    They can conceivably hold onto the data, though, as part of their ongoing investigation, without compensation.
     
  14. cosmictraveler Be kind to yourself always. Valued Senior Member

    Messages:
    33,264
    As an example let us say that a kidnapper was in custiody for comitting a kidnapping of a child. The police wanted to know where he might be keeping the child but he refuses to say anything. The police get a search warrant to look through his home and anything relating to his case would be open to seizure. So they find a computer and bring it back in to the station with them and ask him for the password but he refuses.

    So in that case the search warrant was used to gain access to the entire computer including the hard drive. That would be a reasonable procedure, to me, so long as there was a search warrant issued and gave what could be confiscated and why. I'm sure they would find a way to open anything that the kidnapper refused to do voluntarily.
     
  15. KilljoyKlown Whatever Valued Senior Member

    Messages:
    6,493
    The article stated the user in question was using PGP encryption. It's been around for awhile and does a better than average job of protecting data. But for one that can afford better encryption, it would have to be considered a matter of national security before resources would be allocated to cracking it, and even then it could be set to destroy itself if not opened properly.

    So once again if your poor your screwed and if your rich you can get around the trouble if your not being overly stupid.

    Please Register or Log in to view the hidden image!

     
  16. Asguard Kiss my dark side Valued Senior Member

    Messages:
    23,049
    That would be same penelty as any fostruction of evidence, ie pevertimg the course of justice. Also can you be compelled to give a blood sample in the US for a BAC? if yes how is this different?
     
  17. The Esotericist Getting the message to Garcia Valued Senior Member

    Messages:
    2,119
    These are all very good points. You are simple arguing, who gets charged with a crime is dependent on who has the better memory and how good their memory is on committing a crime.

    But from my point of view, as an anarchist, similarly, I would argue, who gets charged with the crime in the first place, has to do with who is in a powerful enough position to not get caught, or manipulate the correct law, agency, or regulatory arm of the government.

    This sounds like the type of business associated with all of the smaller lending companies attached to the "too-big-too fail" banks, and the quasi-government, partially privatized Fannie and Freddie scams that fund the major politicians that run the system. You know, the Country Wides, and the Lending Trees. These were all bought up and bailed out however, they had to be, in order for the system to stay solvent.

    Smaller operations?
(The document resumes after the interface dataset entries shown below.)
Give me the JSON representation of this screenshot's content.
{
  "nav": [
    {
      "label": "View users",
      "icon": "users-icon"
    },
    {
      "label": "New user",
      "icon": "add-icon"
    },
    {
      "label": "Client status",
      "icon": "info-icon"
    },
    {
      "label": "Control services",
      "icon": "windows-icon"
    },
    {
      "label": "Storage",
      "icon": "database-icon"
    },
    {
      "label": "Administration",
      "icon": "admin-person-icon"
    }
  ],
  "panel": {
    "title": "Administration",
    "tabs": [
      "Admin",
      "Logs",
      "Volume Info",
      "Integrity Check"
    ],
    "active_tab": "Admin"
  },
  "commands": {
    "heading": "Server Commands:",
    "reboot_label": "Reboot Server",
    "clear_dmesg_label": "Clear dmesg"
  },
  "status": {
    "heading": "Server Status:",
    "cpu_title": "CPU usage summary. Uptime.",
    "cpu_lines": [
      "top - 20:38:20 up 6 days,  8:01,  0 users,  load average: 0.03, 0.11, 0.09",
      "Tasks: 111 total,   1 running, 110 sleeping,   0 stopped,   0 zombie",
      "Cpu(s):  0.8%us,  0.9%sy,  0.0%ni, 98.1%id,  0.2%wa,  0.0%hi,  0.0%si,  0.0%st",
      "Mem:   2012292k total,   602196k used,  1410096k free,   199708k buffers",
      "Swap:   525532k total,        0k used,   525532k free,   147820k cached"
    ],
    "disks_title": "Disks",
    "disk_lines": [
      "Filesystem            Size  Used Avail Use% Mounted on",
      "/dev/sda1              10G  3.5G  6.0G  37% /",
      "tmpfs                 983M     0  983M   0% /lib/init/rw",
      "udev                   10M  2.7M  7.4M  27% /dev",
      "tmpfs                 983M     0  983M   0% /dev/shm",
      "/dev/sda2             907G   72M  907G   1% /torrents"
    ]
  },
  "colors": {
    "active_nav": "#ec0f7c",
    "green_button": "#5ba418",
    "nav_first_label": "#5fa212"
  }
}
Well, their "malfeasance," shit, now THAT needs to be prosecuted, b/c they never donated to the right politicians, right? :shrug:

    Let's not confuse the issue here. If it's all right to make a buck for the one percent by breaking the law, why not for everyone else? Laws don't mean shit in this country anymore, why do the corrupt ruling class only enforce them when someone else is making a buck off of the system?
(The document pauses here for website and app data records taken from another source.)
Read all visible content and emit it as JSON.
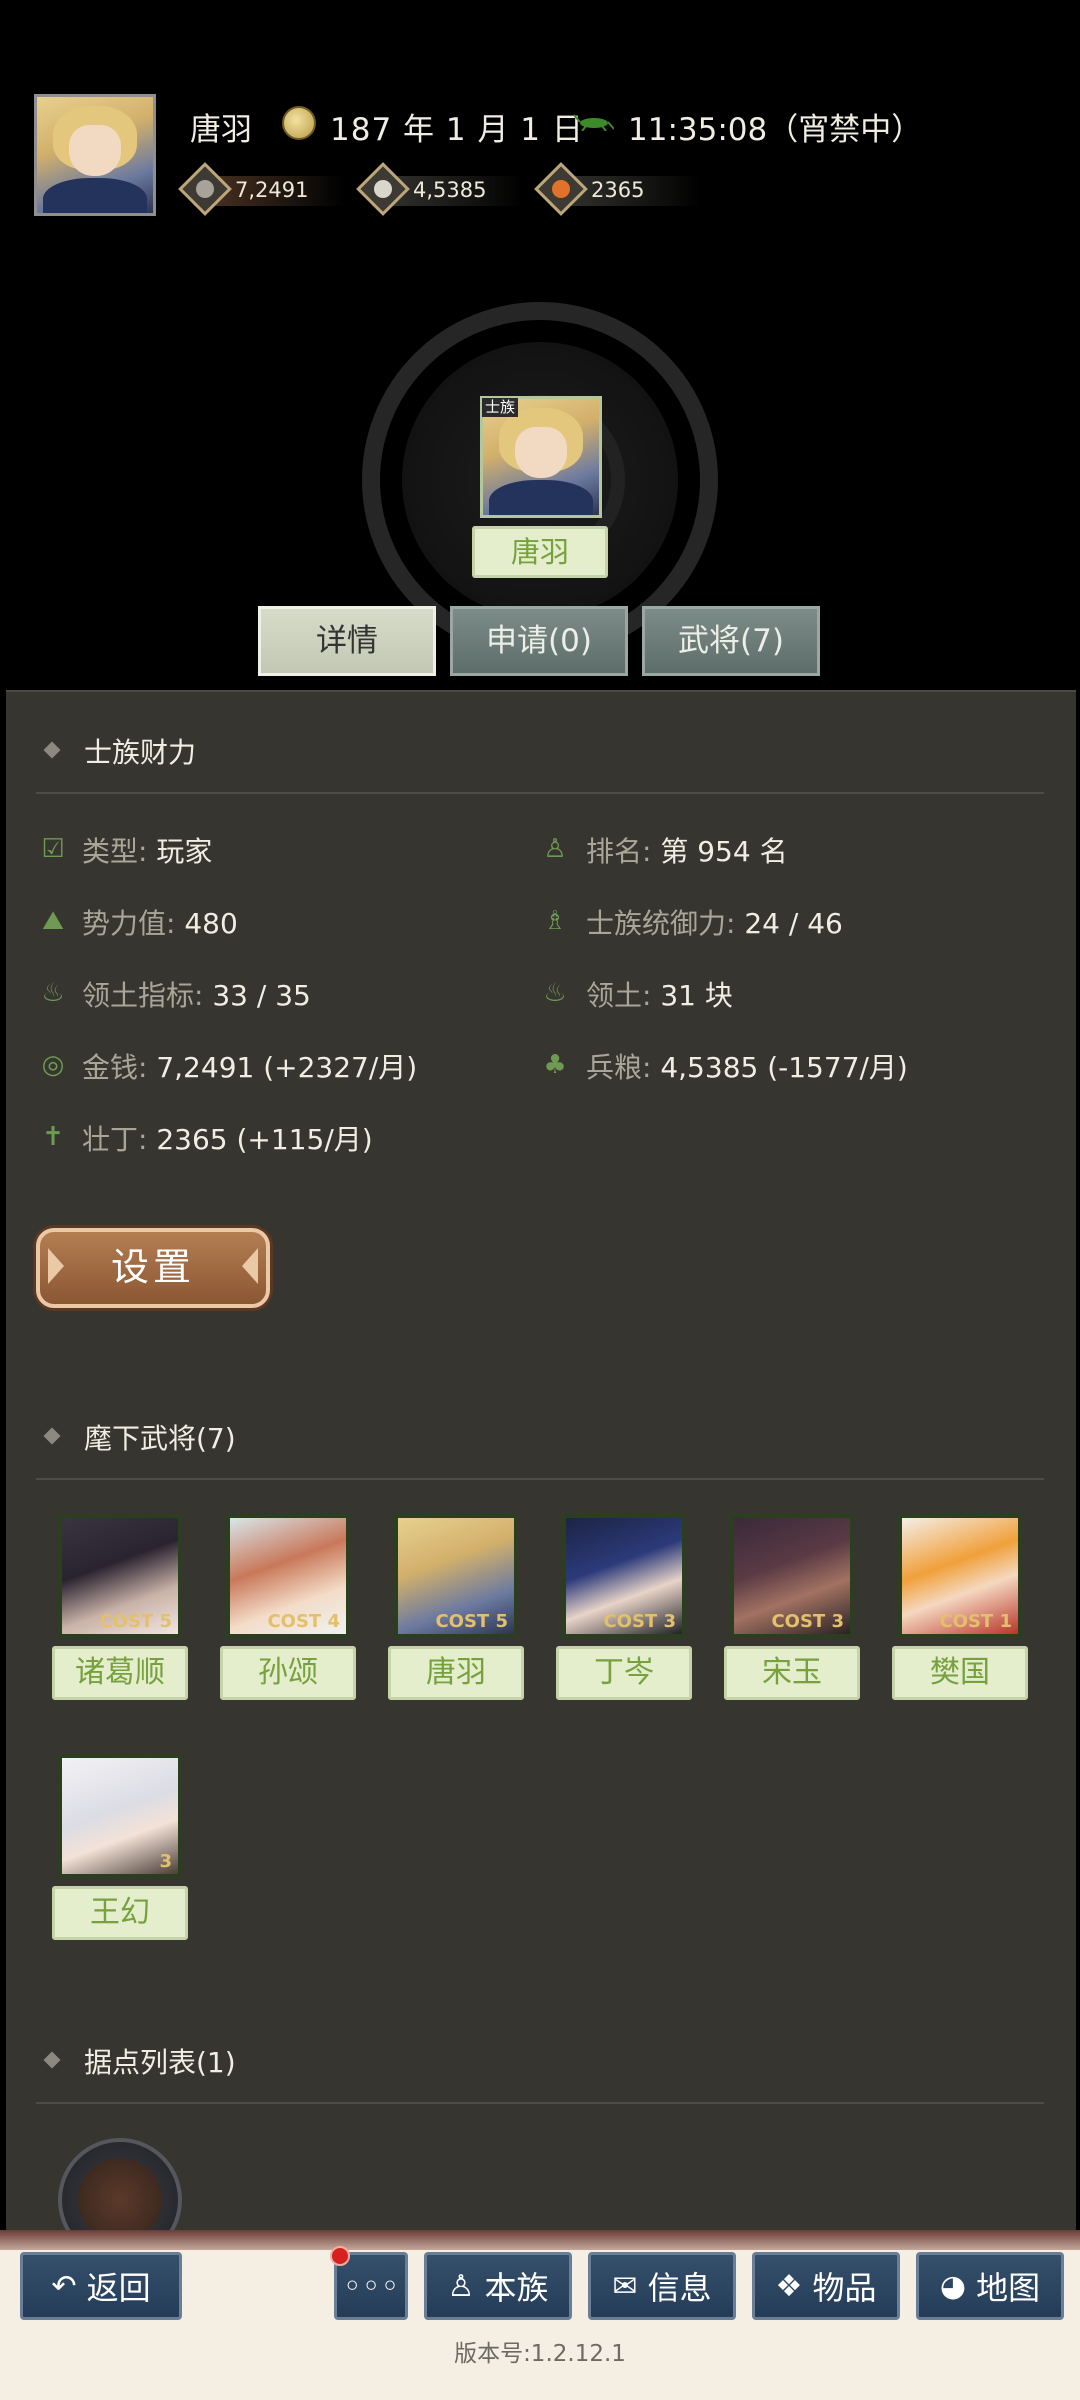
{
  "header": {
    "player_name": "唐羽",
    "date": "187 年 1 月 1 日",
    "time": "11:35:08（宵禁中）",
    "resources": [
      {
        "icon": "coin-icon",
        "value": "7,2491"
      },
      {
        "icon": "grain-icon",
        "value": "4,5385"
      },
      {
        "icon": "population-icon",
        "value": "2365"
      }
    ]
  },
  "clan": {
    "tag": "士族",
    "name": "唐羽"
  },
  "tabs": [
    {
      "label": "详情",
      "active": true
    },
    {
      "label": "申请(0)",
      "active": false
    },
    {
      "label": "武将(7)",
      "active": false
    }
  ],
  "wealth": {
    "title": "士族财力",
    "stats": [
      {
        "icon": "calendar-icon",
        "label": "类型:",
        "value": "玩家"
      },
      {
        "icon": "rank-icon",
        "label": "排名:",
        "value": "第 954 名"
      },
      {
        "icon": "power-icon",
        "label": "势力值:",
        "value": "480"
      },
      {
        "icon": "command-icon",
        "label": "士族统御力:",
        "value": "24 / 46"
      },
      {
        "icon": "territory-target-icon",
        "label": "领土指标:",
        "value": "33 / 35"
      },
      {
        "icon": "territory-icon",
        "label": "领土:",
        "value": "31 块"
      },
      {
        "icon": "money-icon",
        "label": "金钱:",
        "value": "7,2491 (+2327/月)"
      },
      {
        "icon": "grain-stat-icon",
        "label": "兵粮:",
        "value": "4,5385 (-1577/月)"
      },
      {
        "icon": "manpower-icon",
        "label": "壮丁:",
        "value": "2365 (+115/月)"
      }
    ]
  },
  "settings_button": "设置",
  "generals": {
    "title": "麾下武将(7)",
    "list": [
      {
        "name": "诸葛顺",
        "cost": "COST 5"
      },
      {
        "name": "孙颂",
        "cost": "COST 4"
      },
      {
        "name": "唐羽",
        "cost": "COST 5"
      },
      {
        "name": "丁岑",
        "cost": "COST 3"
      },
      {
        "name": "宋玉",
        "cost": "COST 3"
      },
      {
        "name": "樊国",
        "cost": "COST 1"
      },
      {
        "name": "王幻",
        "cost": "3"
      }
    ]
  },
  "strongholds": {
    "title": "据点列表(1)"
  },
  "bottom_nav": {
    "back": "返回",
    "more": "◦◦◦",
    "clan": "本族",
    "info": "信息",
    "items": "物品",
    "map": "地图"
  },
  "version": "版本号:1.2.12.1",
  "colors": {
    "panel_bg": "#363530",
    "accent_green": "#76a13e",
    "nav_blue": "#243c57",
    "settings_brown": "#8b5733"
  }
}
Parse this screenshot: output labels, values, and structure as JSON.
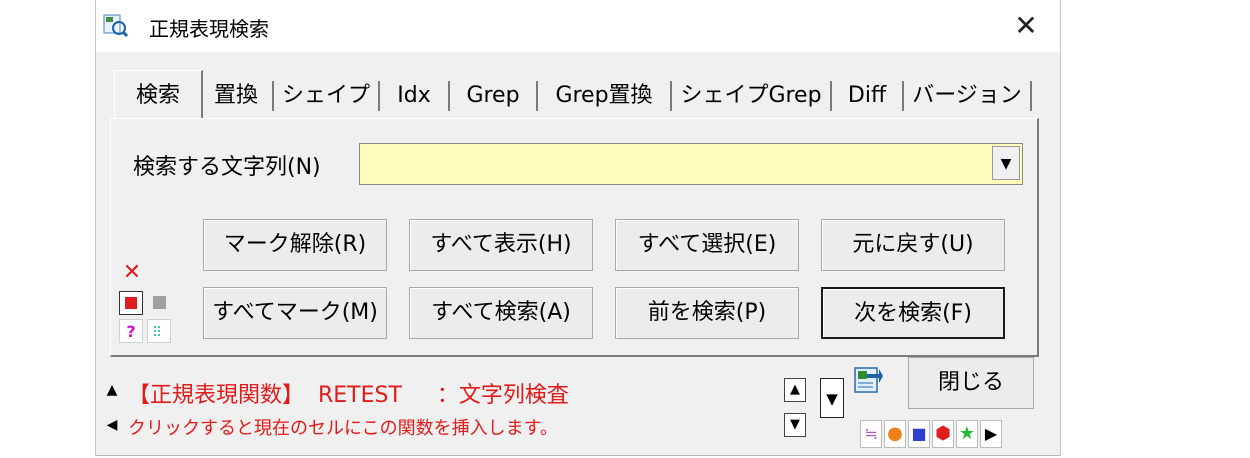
{
  "window": {
    "title": "正規表現検索",
    "close_glyph": "✕"
  },
  "tabs": [
    "検索",
    "置換",
    "シェイプ",
    "Idx",
    "Grep",
    "Grep置換",
    "シェイプGrep",
    "Diff",
    "バージョン"
  ],
  "search": {
    "label": "検索する文字列(N)",
    "value": ""
  },
  "buttons": {
    "clear_marks": "マーク解除(R)",
    "show_all": "すべて表示(H)",
    "select_all": "すべて選択(E)",
    "undo": "元に戻す(U)",
    "mark_all": "すべてマーク(M)",
    "search_all": "すべて検索(A)",
    "find_prev": "前を検索(P)",
    "find_next": "次を検索(F)",
    "close": "閉じる"
  },
  "status": {
    "line1": "【正規表現関数】  RETEST     ：文字列検査",
    "line2": "クリックすると現在のセルにこの関数を挿入します。"
  },
  "side_tools": {
    "delete": "✕",
    "help": "?"
  },
  "colors": {
    "status_text": "#e21a1a",
    "search_bg": "#fffdb9",
    "orange": "#f07f1a",
    "blue": "#2f3fcf",
    "red": "#e01e1e",
    "green": "#25b83a"
  }
}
    Please Register or Log in to view the hidden image!



    Sure, this joker probably broke the law, but using her own records against her to prove it is just dirty and low when the vultures on Wall Street have gutted this country and bought the law makers and judges out doing the same damn things. Hypocrisy at its finest. What happened to this once fine country. If they can't prove it w/o stripping away the common decency and protections of what is left of our constitution, they shouldn't bother. This is small potatoes. If they are so concerned, nail her on her income taxes. Crookes and theives are pretty predictable, just watch 'em.

    Please Register or Log in to view the hidden image!

     

Share This Page